This past season he was just under that number at 7.3. It was the lowest rebounding total for Haslem since he averaged 6.3 as a rookie in 2003-04.
The six points he averaged last season was the lowest total of his career as well, but that doesn't matter as much. Haslem will need to anchor a group of role-playing big men by setting the tone on the glass.
He will be the Heat's best traditional big man from a defense and rebounding standpoint, and he needs to rebound at a level he's been capable of throughout his career.
Tough to suggest that a guy who went wire-to-wire as the NBA's Most Valuable Player needs to make an adjustment.
But if James can increase his production in the lane, scoring from the power forward position, the Heat will be better than they were last season.
James shot 69 percent last season on attempts nine feet and in, according ESPN's Hoopdata. He simply needs to take more of those shots. He can with a renewed commitment to the power forward position.
James would also do well to continue his downward trend in three-point attempts over the last two seasons. He doesn't need to take as many as the 5.6 shots per game he took from the 16-23 feet range last season, either.
He's too deadly from inside the painted area not to create more of those opportunities.
James Jones should only shoot three-pointers this season.
He shot better than 40 percent from three in each of his last three seasons in Miami. Meanwhile, Jones shot only 38 percent on two-point attempts.
There's no reason for Jones to be taking any two-point field goals this season. He makes Miami better when he's able to stretch the floor and space defenses with his ability to connect from long range.
This isn't a revelation.
It's also the only thing Jones needs to do this to most help Miami off the bench.
Is it too much to ask Rashard Lewis to become the player he was in 2007 when he averaged more than 20 points per game for the third straight season?
Yes, it is.
Okay, well how about Lewis figures out a way to keep himself healthy for 85 percent of this season. That alone would make his acquisition this summer worthwhile for the Heat.
Regardless of his statistical production over the last handful of years, Lewis is still a career 16-point, five-rebound per game guy. To a certain extent, defenses have to respect him on reputation alone.
He's also almost shot 40 percent from three-point range in his 14 NBA seasons. That's a big number as well.
If Lewis can play 70 games, he has the potential to be the Heat's most valuable role player.
Mike Miller needs to do better than 40 percent from the free-throw line this season.
I kid, he only shot five last year, so it's not that important.
Like Ray Allen and James Jones, though, Miller needs to adjust his game to focus even more on his ability to shoot the three-pointer.
Miller shot it at better than a 45 percent clip last season in 19 minutes per night, which was solid production for the 39 games he was healthy enough to play. That's pretty much what the Heat need from him again.
He doesn't need to do anything else.
Defend the basket, young man.

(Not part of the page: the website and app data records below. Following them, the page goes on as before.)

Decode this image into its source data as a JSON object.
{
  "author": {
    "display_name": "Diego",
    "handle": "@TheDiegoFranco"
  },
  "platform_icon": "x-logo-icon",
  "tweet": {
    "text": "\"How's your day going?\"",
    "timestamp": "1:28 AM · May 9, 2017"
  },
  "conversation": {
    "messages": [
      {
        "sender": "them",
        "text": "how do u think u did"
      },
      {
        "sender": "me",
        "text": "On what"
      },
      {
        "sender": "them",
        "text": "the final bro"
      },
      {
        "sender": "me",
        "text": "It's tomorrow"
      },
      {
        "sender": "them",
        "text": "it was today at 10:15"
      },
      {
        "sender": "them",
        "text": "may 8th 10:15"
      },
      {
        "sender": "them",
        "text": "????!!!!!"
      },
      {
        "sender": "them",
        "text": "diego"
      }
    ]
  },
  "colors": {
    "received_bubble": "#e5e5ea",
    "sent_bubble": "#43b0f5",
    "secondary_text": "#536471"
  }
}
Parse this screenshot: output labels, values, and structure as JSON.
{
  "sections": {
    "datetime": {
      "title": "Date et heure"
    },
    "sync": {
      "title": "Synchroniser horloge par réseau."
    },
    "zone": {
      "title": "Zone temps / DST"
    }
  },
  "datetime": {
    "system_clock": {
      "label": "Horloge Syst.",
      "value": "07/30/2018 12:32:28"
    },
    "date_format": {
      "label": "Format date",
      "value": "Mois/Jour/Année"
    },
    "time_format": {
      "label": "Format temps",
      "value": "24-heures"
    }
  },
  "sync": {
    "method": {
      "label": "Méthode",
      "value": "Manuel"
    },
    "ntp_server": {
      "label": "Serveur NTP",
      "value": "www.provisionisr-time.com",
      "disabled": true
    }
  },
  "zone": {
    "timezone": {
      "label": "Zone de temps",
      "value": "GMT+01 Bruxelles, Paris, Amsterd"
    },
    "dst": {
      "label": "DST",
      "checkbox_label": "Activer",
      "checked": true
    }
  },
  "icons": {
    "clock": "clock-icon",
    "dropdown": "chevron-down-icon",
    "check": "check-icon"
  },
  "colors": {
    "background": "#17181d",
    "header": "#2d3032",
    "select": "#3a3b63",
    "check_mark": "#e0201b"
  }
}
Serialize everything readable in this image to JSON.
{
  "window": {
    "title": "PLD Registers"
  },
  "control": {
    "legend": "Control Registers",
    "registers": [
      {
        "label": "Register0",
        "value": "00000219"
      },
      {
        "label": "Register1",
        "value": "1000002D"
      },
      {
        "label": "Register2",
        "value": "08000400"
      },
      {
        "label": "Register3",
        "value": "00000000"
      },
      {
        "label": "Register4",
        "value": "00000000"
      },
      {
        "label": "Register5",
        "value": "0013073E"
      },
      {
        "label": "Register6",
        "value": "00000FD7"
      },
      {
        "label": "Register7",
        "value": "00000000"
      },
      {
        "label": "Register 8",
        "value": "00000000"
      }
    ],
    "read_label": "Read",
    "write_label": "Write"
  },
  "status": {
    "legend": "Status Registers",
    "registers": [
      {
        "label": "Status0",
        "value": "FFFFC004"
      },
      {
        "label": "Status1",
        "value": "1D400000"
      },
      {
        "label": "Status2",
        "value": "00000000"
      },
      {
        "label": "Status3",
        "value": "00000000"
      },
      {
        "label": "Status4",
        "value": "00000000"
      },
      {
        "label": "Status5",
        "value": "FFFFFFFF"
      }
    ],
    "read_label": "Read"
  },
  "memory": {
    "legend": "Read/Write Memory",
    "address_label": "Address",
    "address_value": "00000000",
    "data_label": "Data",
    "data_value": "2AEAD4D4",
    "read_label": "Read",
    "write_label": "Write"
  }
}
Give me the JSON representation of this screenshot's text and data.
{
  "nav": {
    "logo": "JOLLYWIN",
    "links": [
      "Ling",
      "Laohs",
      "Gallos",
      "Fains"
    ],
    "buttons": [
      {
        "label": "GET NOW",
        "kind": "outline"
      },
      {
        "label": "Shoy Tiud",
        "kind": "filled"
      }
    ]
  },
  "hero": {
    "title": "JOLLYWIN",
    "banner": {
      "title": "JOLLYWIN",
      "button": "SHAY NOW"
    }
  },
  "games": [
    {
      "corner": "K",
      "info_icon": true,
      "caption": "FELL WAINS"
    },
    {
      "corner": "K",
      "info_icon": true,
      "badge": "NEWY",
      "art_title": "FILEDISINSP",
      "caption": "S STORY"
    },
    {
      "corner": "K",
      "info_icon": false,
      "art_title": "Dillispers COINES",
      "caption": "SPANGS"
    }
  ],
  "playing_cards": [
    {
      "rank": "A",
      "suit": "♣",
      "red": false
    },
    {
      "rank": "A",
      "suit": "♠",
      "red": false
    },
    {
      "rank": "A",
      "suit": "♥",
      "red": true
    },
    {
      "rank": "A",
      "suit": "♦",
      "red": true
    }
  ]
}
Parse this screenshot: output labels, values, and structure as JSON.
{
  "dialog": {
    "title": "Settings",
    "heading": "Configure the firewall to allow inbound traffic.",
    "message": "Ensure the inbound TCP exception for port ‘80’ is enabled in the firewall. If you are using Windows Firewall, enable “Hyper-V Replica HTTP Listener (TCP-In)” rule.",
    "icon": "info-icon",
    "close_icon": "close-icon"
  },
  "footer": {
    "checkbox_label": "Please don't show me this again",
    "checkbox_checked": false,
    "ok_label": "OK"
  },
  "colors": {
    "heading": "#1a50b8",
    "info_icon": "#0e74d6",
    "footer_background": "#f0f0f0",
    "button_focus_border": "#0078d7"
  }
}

That's how you'll see the floor and help this team.
Dexter Pittman has six fouls per game and he needs to use every one of those, even if he only plays nine minutes per game this season like he did last year.
Miami doesn't need Pittman to score. At all. But he adds value when he's able to bang around with the opposing big men, grab a couple rebounds and make people work offensively.
Don't be worried about fouling out, Dexter.
Just make sure you're all the way healthy before you come back, Dwyane Wade.
Then be Dwyane Wade.
Assuming LeBron James spends more time in the lane this season, the perimeter should open up more for Wade to attack the basket.
As a result, he should become more comfortable than he was offensively last season, especially if he's healthy.
Wade can return to being a top-5 NBA player if he's healthy enough.
He wasn't anywhere near that level last season and the Heat still won an NBA title. But he is not done yet, not by a long shot.
The only other thing I'd suggest is that maybe he tell coach Eric Spoelstra that those glasses don't work for him as well as they do for everybody else.